## Exercise aim
What lines in the records below mention "Santa"? List them all.

[Start of section]

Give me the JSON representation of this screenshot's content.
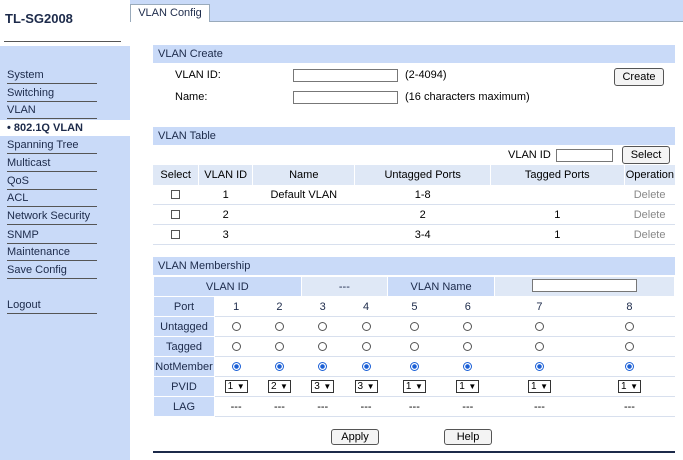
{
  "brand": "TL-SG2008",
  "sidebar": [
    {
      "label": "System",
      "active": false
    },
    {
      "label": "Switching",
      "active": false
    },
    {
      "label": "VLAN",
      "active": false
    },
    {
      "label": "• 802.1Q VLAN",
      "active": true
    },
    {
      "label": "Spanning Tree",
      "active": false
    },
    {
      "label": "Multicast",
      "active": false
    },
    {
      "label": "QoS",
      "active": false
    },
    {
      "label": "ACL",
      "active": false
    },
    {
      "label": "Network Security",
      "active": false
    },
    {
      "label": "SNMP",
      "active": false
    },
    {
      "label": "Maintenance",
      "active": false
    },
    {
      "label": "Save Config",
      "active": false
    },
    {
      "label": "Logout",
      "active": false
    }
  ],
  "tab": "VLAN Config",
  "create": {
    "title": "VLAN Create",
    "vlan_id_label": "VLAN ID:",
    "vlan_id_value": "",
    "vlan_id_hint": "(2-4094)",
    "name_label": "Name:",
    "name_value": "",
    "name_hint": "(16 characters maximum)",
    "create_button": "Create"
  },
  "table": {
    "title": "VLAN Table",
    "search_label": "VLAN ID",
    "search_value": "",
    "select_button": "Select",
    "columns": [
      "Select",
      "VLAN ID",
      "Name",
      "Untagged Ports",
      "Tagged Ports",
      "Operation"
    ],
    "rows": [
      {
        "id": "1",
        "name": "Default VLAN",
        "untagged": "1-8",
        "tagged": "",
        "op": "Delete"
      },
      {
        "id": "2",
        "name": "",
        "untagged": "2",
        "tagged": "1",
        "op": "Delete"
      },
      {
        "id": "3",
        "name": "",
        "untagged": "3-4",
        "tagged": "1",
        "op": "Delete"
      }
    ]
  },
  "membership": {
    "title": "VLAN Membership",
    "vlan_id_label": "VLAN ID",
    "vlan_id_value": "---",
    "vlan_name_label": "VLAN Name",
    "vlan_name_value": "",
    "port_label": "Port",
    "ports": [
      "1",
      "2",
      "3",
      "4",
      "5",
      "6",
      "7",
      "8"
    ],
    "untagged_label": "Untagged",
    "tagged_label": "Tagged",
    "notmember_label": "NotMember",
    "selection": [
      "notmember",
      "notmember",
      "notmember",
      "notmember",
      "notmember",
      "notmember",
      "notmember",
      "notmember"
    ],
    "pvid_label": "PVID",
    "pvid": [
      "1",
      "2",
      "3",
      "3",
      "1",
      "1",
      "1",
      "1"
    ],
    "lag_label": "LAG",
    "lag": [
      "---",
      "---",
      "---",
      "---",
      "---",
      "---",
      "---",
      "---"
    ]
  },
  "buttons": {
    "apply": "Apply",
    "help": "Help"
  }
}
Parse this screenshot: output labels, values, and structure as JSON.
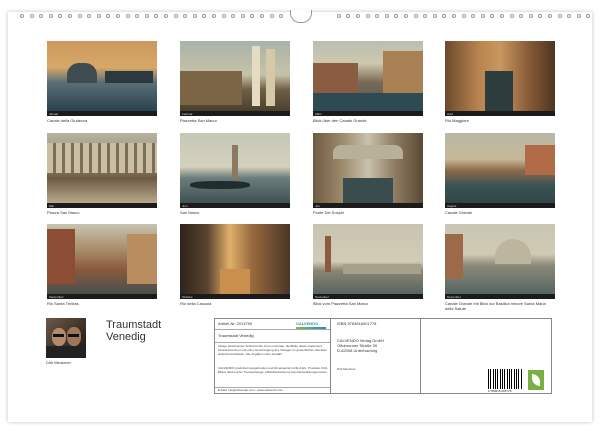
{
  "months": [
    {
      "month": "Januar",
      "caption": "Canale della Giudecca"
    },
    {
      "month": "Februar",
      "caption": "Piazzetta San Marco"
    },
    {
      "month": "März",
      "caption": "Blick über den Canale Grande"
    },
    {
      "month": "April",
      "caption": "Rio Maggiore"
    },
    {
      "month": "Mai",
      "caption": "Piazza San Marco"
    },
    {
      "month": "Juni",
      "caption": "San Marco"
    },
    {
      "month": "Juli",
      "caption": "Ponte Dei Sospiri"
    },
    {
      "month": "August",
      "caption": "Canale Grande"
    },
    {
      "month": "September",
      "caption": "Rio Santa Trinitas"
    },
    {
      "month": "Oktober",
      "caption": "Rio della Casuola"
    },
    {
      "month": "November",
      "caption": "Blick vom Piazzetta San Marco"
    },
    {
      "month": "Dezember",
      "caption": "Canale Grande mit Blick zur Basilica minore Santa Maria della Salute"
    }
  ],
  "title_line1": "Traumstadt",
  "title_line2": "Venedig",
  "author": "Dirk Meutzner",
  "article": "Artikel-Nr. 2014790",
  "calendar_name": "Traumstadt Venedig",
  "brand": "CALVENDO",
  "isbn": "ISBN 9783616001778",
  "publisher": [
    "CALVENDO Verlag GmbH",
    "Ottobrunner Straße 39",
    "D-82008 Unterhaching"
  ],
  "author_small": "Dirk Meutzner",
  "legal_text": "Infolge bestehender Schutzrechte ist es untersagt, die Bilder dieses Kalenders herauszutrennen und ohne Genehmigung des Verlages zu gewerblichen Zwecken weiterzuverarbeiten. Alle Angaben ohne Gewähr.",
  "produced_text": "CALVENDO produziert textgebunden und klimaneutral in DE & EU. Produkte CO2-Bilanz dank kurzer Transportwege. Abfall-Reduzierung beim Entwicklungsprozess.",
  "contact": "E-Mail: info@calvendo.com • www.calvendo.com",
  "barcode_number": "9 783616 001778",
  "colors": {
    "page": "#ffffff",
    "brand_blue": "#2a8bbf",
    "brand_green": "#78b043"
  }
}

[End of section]

## Output for this exercise
      "caption": "Rio Santa Trinitas"
      "caption": "Canale Grande mit Blick zur Basilica minore Santa Maria della Salute"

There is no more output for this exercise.